— Work required —
Where in the data does the word "JSON" appear? Find those lines and copy them.

Page and application data records
----------------
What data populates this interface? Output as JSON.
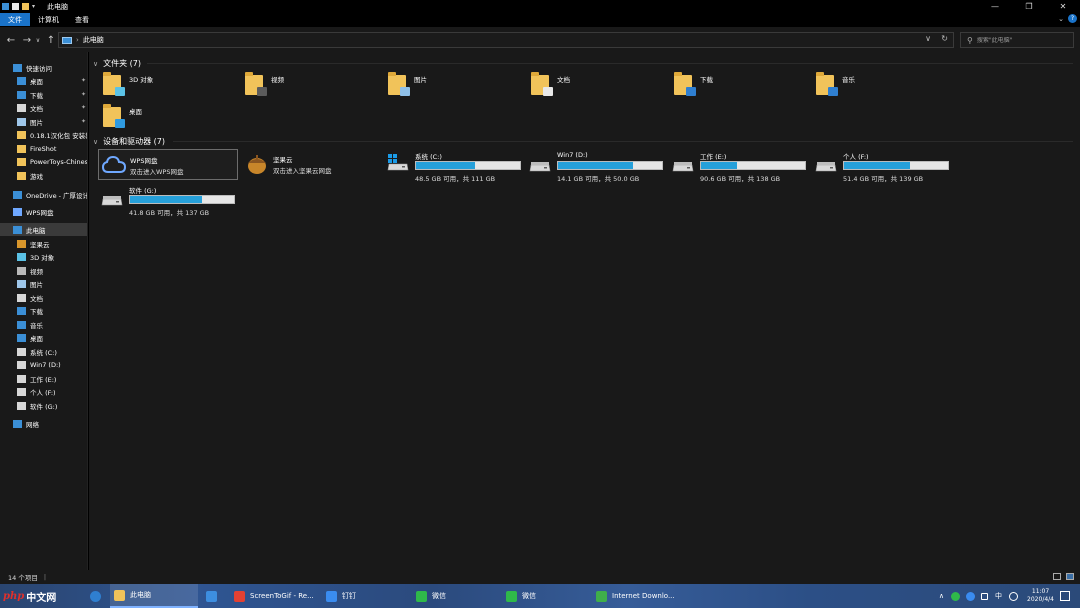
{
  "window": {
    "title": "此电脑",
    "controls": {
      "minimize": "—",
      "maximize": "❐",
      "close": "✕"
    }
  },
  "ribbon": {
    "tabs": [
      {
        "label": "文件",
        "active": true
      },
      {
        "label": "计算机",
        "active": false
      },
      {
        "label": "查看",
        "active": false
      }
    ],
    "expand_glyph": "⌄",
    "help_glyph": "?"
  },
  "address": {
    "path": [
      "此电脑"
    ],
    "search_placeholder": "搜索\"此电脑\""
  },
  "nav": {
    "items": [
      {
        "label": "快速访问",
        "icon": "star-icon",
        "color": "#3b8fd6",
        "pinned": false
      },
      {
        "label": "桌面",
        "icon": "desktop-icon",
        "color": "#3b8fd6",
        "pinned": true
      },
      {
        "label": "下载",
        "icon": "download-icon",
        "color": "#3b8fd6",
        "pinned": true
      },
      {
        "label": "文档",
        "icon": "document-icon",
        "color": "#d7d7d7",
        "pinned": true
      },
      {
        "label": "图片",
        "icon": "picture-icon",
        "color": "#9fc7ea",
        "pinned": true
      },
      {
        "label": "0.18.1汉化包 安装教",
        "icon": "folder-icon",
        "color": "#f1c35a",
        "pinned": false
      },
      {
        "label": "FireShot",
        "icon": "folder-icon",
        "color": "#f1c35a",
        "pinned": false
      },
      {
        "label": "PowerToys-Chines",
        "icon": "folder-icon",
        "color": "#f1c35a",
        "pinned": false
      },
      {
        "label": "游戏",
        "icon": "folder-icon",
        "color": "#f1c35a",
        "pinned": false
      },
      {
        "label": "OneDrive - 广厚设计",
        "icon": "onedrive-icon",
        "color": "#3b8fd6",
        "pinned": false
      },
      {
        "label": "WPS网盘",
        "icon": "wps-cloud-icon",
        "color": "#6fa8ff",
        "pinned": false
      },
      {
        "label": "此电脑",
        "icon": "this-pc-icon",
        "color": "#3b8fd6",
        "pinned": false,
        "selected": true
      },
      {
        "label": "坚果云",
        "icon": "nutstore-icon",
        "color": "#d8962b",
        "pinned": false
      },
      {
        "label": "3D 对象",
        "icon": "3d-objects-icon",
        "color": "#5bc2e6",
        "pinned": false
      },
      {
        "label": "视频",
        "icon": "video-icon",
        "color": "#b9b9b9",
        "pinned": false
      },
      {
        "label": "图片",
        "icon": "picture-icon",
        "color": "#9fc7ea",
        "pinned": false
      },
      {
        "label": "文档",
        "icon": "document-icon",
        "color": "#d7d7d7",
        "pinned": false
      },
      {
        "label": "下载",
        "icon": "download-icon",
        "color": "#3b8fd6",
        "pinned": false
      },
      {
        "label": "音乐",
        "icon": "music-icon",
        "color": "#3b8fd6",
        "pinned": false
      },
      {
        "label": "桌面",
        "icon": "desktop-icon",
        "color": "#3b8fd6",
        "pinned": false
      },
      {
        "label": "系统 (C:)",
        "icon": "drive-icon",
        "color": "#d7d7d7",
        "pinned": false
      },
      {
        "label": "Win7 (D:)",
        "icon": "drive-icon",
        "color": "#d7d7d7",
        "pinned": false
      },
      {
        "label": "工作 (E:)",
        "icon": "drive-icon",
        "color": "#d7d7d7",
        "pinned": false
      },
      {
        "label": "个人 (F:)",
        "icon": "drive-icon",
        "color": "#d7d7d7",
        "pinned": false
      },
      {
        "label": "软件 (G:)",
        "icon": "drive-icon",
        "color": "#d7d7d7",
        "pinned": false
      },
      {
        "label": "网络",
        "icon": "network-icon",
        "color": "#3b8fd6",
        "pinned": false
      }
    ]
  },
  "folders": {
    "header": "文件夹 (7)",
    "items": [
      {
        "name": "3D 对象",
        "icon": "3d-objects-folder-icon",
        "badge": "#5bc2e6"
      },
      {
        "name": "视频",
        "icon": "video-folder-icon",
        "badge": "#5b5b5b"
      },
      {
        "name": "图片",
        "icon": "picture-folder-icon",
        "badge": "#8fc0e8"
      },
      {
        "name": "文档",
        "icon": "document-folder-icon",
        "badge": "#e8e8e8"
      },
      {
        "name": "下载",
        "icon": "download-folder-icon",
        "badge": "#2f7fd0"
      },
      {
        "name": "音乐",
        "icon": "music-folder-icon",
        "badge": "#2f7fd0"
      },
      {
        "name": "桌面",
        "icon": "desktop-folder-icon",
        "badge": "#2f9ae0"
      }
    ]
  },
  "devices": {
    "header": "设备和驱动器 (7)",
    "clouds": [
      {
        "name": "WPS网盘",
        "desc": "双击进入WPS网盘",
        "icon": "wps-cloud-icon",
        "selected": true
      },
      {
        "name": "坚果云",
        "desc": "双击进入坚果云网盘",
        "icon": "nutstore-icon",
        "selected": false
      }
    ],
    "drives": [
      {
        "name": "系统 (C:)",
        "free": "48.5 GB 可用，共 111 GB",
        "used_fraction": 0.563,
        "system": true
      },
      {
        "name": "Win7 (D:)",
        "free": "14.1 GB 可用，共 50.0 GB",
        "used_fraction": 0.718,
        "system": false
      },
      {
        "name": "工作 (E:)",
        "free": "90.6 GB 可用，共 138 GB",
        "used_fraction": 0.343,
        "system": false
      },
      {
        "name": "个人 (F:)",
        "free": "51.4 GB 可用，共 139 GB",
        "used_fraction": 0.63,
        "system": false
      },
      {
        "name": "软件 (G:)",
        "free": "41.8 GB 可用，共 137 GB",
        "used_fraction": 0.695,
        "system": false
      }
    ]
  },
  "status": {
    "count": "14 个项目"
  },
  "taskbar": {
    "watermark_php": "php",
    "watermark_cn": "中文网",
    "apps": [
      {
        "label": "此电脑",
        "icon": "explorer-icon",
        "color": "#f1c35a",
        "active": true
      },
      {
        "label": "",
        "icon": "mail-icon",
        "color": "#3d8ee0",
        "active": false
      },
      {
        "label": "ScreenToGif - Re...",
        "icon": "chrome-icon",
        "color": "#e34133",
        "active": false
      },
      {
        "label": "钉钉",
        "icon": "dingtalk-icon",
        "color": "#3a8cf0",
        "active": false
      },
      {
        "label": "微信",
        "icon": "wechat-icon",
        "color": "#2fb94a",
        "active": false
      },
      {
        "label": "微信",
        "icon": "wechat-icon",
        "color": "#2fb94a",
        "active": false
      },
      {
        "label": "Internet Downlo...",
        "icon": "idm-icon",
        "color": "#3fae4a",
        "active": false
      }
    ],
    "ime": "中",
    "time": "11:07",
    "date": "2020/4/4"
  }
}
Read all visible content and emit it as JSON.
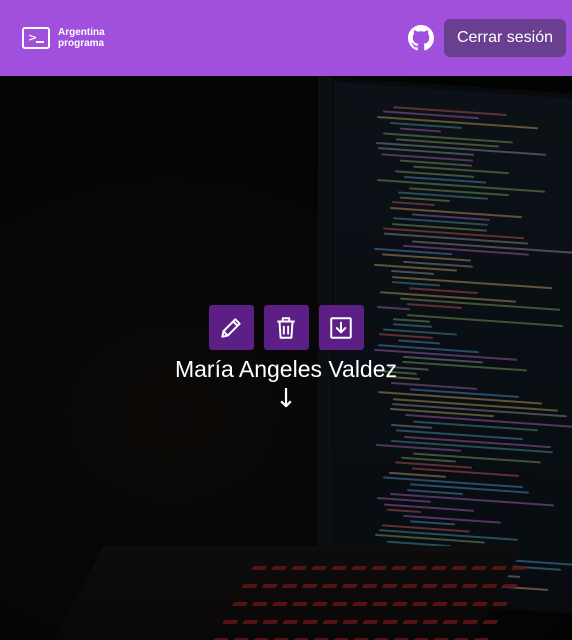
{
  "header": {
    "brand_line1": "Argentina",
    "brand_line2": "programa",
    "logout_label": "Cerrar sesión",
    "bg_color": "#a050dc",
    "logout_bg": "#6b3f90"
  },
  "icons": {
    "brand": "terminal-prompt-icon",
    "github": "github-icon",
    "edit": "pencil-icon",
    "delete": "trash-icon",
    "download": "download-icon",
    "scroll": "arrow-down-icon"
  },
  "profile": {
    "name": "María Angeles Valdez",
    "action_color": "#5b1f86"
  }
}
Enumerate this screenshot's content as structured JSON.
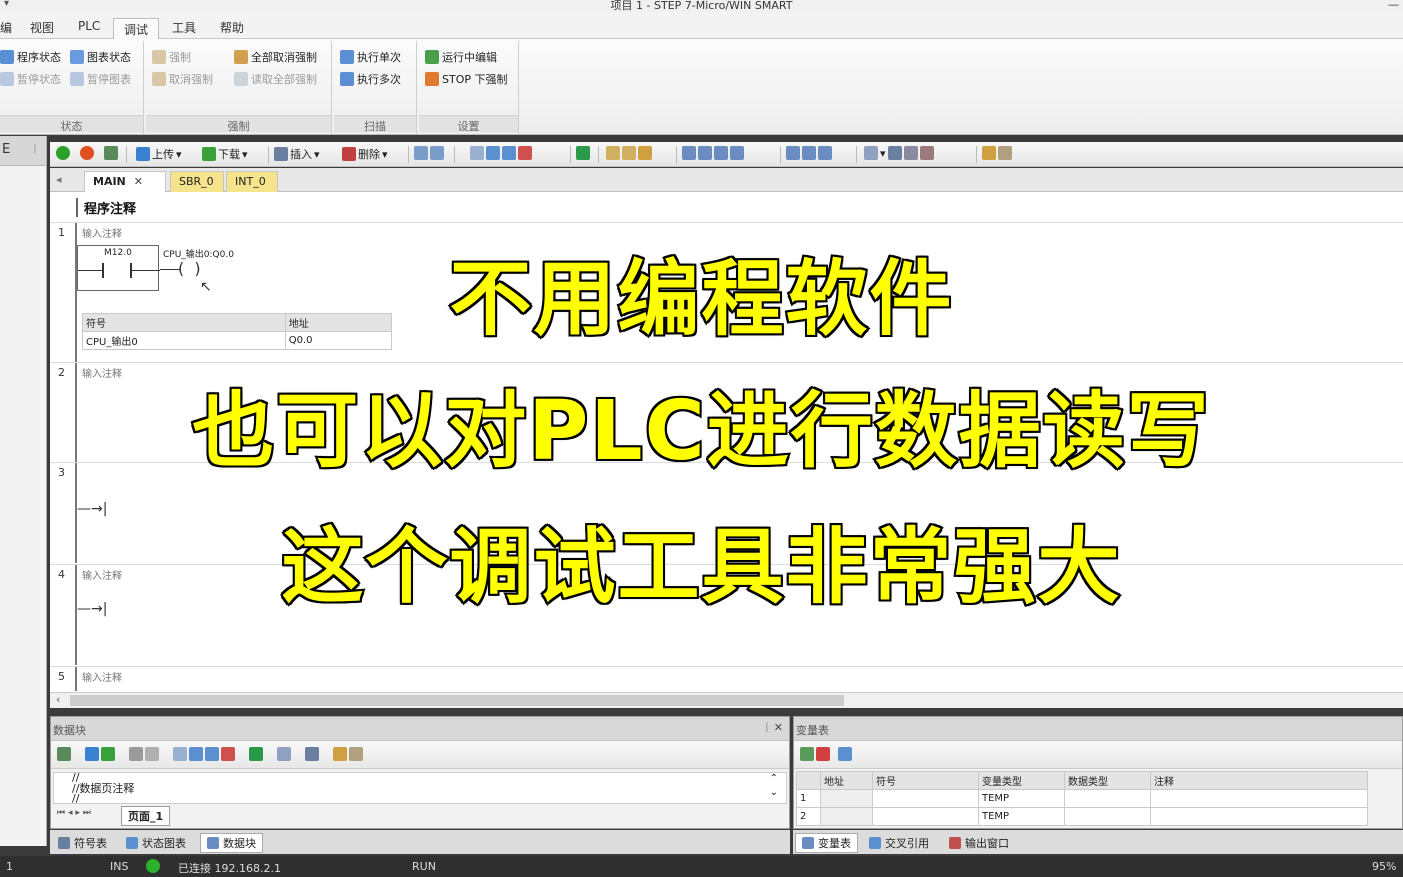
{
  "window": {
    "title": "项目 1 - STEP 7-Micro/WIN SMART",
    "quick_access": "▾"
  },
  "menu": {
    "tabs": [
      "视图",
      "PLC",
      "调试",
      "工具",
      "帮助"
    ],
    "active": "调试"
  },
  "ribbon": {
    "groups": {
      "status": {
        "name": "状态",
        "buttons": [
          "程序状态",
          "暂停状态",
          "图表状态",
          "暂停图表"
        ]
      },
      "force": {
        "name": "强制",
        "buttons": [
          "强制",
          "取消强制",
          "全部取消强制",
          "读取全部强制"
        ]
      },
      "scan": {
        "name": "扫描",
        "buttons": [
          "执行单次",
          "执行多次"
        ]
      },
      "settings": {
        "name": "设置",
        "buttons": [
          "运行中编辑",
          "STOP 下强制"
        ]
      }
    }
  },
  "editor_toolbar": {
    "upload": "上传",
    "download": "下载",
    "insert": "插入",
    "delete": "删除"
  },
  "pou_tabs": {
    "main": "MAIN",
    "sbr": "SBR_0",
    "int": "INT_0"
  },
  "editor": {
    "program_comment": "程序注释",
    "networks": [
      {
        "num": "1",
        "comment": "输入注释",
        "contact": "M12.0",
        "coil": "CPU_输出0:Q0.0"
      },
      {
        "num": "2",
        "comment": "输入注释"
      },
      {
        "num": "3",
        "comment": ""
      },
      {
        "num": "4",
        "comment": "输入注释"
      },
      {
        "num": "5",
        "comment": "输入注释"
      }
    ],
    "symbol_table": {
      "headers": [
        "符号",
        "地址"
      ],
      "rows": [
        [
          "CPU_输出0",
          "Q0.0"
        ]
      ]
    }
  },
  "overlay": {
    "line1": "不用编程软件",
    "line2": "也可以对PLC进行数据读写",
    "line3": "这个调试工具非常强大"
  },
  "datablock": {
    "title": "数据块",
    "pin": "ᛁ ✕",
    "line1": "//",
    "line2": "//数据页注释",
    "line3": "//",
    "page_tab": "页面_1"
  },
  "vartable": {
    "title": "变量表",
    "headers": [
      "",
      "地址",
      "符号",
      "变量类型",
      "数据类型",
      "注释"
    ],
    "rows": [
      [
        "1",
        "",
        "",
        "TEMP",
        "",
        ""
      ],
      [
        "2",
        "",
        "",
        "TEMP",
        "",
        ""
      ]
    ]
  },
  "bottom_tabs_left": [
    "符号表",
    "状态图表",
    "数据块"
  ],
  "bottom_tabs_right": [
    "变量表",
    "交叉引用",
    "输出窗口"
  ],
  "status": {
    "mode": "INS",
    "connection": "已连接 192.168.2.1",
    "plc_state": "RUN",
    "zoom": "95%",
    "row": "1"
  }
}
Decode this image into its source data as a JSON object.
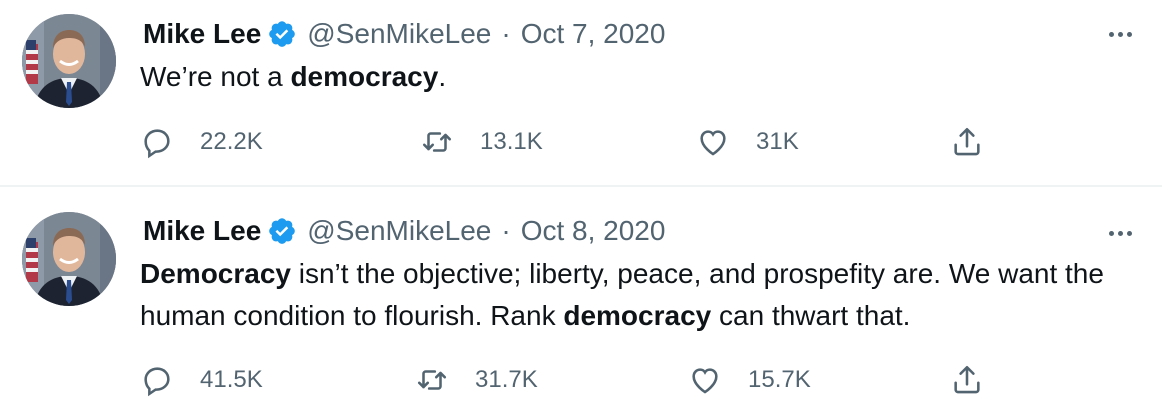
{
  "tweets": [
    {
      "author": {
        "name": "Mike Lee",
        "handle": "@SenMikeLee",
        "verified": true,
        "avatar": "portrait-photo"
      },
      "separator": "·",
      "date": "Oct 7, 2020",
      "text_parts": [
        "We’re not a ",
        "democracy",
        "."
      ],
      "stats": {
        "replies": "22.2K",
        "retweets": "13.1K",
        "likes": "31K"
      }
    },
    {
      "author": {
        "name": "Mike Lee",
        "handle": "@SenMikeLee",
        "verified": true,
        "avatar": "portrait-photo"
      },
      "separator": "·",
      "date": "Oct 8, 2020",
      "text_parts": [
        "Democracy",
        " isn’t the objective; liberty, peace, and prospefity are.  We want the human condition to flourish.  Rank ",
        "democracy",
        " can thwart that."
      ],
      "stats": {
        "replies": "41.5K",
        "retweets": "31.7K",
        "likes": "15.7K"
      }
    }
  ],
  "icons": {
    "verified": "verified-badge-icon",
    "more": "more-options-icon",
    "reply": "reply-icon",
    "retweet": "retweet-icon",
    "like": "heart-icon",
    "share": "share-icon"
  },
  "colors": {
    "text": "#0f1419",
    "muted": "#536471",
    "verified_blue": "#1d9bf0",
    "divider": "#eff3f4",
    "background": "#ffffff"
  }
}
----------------
— Response below —
What data populates this interface? Output as JSON.
Read all visible content and emit it as JSON.
Enumerate this screenshot's content as structured JSON.
Decode this image into its source data as a JSON object.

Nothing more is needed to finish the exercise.